Task requirements: Search term "questions": copy each line of the data containing it.

(Records from a data collection)
- - - - - - -

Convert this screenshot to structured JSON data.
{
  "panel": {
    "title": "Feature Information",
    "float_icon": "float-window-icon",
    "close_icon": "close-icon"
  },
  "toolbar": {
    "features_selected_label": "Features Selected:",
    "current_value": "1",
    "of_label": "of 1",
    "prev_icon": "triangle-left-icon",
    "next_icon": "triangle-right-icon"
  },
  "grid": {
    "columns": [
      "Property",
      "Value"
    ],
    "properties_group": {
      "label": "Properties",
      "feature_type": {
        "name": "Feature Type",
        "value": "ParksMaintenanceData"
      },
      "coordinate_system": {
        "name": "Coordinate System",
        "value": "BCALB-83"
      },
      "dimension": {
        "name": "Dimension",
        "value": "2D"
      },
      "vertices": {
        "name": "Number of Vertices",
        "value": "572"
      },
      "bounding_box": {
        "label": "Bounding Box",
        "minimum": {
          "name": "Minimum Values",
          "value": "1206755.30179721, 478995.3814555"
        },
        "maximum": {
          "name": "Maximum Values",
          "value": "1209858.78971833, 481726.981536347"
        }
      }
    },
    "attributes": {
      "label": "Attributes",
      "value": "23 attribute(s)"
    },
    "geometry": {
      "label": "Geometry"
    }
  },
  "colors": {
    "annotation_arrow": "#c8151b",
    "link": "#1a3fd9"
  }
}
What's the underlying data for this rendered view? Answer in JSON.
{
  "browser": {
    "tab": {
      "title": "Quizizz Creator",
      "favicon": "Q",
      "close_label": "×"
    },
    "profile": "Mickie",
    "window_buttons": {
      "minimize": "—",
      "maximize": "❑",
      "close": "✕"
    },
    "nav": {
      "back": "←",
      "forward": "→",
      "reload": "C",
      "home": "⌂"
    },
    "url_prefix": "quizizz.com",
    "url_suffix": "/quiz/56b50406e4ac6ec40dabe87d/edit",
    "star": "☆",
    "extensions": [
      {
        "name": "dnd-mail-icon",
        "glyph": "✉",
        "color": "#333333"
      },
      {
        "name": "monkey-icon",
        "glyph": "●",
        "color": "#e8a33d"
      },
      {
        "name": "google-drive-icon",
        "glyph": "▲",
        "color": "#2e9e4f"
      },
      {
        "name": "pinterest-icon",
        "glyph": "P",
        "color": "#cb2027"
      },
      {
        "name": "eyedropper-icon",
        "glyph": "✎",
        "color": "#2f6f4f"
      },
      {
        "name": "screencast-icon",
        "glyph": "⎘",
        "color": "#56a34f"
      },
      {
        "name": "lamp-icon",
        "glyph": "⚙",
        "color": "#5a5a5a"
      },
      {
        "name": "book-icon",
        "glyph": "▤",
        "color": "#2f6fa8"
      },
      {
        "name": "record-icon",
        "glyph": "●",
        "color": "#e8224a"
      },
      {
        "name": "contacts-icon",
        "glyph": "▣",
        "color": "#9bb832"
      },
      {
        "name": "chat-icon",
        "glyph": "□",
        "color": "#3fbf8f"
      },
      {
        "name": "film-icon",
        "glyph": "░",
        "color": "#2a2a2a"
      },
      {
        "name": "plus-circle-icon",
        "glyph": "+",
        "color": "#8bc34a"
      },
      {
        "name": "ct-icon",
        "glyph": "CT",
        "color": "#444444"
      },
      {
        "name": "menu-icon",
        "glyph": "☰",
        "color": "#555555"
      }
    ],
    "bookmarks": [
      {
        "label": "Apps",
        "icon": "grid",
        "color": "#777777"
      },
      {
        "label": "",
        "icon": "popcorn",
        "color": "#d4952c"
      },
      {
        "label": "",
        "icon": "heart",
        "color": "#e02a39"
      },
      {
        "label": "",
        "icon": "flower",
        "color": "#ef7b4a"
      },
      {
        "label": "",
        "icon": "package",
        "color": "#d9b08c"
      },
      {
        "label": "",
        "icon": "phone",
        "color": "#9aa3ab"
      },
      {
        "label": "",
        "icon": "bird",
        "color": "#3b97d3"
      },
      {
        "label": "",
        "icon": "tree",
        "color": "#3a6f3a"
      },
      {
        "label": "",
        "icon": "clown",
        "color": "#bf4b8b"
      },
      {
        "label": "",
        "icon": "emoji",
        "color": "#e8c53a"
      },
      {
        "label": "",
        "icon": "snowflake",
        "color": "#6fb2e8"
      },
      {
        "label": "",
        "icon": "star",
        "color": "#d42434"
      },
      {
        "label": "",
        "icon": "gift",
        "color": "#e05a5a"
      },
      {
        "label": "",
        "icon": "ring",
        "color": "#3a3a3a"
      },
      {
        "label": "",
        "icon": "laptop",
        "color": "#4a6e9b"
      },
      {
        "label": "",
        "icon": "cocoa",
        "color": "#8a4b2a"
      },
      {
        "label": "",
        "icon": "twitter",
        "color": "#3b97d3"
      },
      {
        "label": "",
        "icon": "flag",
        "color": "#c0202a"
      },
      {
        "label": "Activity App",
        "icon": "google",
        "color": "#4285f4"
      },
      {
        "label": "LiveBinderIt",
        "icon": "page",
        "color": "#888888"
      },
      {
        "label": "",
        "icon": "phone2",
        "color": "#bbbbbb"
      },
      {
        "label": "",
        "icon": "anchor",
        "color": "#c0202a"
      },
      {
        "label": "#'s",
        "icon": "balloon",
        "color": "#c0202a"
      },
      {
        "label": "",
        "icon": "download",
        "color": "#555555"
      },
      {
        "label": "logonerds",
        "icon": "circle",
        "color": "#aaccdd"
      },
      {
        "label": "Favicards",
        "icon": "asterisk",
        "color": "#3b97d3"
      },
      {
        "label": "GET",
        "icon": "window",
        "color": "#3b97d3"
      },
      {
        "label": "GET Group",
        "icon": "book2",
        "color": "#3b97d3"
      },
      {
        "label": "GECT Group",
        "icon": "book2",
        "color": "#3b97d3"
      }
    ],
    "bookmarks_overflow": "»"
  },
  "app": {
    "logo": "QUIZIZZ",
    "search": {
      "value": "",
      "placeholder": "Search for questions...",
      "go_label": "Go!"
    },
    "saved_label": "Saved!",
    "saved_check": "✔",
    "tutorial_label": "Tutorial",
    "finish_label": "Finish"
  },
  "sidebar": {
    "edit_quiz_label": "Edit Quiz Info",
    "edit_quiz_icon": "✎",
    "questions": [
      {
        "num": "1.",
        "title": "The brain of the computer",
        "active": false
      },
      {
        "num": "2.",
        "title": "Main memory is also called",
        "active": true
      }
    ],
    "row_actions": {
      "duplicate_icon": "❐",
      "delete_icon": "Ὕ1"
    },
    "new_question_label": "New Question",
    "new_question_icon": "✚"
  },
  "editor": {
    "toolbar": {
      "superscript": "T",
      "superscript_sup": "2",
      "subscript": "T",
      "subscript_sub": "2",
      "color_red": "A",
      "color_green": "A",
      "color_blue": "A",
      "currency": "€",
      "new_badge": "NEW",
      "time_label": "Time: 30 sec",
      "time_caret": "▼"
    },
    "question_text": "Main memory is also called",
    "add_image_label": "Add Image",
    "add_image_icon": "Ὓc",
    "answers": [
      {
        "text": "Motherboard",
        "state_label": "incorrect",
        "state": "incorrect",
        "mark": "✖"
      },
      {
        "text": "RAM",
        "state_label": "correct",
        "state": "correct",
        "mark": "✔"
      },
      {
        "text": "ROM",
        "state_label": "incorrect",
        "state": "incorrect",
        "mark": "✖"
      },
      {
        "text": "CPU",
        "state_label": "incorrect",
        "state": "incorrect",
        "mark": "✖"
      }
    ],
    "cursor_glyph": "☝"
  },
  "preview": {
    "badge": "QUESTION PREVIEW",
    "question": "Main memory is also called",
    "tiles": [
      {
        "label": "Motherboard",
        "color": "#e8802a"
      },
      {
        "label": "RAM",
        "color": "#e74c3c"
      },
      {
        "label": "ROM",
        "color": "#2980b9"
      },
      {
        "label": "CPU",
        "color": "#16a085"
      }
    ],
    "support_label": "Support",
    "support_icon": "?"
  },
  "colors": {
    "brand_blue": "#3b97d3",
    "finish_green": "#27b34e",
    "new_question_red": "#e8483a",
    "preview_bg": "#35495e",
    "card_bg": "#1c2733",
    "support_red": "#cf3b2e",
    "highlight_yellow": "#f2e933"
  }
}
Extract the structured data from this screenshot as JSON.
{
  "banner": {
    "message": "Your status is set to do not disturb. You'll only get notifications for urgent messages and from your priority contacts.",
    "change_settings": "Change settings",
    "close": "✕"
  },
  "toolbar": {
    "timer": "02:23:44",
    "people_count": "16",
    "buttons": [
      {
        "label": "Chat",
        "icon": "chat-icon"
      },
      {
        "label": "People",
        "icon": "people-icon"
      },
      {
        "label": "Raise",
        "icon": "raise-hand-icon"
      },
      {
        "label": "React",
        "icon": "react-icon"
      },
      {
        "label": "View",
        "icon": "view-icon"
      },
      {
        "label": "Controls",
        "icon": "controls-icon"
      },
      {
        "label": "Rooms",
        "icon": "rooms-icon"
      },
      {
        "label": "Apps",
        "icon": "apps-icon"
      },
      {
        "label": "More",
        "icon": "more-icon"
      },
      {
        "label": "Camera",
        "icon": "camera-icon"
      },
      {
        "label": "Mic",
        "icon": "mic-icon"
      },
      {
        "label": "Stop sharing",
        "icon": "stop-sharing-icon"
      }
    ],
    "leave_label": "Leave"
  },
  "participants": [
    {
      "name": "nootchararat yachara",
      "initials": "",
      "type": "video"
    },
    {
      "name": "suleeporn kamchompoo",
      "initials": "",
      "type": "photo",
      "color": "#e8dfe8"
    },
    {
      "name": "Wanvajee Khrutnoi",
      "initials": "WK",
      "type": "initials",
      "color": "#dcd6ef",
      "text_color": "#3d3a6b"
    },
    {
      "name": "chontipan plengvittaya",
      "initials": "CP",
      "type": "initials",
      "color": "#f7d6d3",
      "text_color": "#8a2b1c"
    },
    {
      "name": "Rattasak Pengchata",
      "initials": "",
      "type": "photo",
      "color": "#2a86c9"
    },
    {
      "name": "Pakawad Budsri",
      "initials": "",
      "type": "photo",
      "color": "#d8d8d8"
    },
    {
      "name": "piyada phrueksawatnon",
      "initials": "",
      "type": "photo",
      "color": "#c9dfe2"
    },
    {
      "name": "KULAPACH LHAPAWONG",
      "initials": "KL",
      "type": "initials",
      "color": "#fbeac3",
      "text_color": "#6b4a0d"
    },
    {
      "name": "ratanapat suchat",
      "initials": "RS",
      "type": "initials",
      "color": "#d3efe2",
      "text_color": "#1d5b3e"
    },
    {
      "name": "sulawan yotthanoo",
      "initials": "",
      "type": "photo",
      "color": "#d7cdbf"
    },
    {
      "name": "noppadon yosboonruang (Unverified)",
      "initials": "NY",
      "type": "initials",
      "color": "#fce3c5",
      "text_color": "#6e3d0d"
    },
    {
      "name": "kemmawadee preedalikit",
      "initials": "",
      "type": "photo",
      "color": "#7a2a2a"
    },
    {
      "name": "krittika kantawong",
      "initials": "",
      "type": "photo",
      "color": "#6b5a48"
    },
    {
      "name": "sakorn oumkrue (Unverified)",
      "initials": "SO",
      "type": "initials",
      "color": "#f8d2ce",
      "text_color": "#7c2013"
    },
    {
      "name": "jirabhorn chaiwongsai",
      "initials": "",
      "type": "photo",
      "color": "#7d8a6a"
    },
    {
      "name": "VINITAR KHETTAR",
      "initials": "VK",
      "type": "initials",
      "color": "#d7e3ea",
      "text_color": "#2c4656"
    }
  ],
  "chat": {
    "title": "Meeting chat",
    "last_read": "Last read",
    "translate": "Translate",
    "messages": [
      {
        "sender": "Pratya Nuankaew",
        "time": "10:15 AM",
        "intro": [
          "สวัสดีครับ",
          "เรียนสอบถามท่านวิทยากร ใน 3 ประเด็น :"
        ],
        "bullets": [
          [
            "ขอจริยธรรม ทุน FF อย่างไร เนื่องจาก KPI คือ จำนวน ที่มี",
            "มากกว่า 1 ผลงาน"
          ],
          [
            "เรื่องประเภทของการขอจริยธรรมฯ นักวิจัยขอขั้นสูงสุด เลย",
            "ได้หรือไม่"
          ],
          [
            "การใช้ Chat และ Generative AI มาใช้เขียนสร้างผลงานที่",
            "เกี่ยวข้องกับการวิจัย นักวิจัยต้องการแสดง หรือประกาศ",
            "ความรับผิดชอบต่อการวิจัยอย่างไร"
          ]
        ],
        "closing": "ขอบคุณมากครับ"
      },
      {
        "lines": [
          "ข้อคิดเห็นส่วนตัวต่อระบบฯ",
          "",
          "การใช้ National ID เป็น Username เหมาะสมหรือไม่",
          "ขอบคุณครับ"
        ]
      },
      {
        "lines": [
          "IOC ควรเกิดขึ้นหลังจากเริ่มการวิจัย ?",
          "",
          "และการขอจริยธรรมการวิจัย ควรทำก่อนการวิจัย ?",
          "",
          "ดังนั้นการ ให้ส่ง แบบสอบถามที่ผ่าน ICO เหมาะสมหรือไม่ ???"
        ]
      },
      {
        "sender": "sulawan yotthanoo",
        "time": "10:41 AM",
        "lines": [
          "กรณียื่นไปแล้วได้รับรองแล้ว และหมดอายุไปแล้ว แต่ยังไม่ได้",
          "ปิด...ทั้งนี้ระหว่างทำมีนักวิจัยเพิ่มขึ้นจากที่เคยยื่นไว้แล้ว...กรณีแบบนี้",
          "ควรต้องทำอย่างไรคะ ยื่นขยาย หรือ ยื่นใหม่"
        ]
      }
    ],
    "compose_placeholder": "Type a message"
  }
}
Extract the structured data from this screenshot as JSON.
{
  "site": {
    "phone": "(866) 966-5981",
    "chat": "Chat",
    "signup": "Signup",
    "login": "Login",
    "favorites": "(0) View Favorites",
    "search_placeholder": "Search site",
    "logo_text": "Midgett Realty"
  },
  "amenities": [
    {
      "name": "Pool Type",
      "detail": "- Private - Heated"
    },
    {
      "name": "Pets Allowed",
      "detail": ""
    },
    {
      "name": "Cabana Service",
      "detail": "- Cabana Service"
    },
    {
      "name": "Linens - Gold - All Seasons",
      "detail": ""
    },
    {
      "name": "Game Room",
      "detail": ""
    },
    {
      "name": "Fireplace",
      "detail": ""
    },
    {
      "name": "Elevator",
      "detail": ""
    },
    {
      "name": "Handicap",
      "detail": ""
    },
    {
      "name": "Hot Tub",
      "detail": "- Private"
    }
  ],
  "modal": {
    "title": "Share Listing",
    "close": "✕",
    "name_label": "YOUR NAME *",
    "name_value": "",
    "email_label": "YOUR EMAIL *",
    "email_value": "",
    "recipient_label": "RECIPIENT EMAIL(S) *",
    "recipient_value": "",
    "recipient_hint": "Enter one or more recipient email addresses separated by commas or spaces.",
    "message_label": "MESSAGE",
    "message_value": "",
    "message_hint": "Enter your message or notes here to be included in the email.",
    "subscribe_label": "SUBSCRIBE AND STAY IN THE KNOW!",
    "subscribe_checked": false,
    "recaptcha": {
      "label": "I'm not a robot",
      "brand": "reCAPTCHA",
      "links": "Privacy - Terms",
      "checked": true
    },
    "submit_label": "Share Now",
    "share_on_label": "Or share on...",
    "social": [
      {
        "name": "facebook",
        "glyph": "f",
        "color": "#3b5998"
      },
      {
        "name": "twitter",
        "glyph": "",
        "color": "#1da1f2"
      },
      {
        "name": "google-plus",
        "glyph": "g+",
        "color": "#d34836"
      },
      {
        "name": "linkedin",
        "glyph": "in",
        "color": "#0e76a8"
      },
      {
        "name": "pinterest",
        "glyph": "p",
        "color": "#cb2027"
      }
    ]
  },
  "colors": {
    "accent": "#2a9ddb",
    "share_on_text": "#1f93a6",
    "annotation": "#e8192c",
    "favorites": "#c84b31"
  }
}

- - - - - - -

Task output:
      "placeholder": "Search for questions...",
    "questions": [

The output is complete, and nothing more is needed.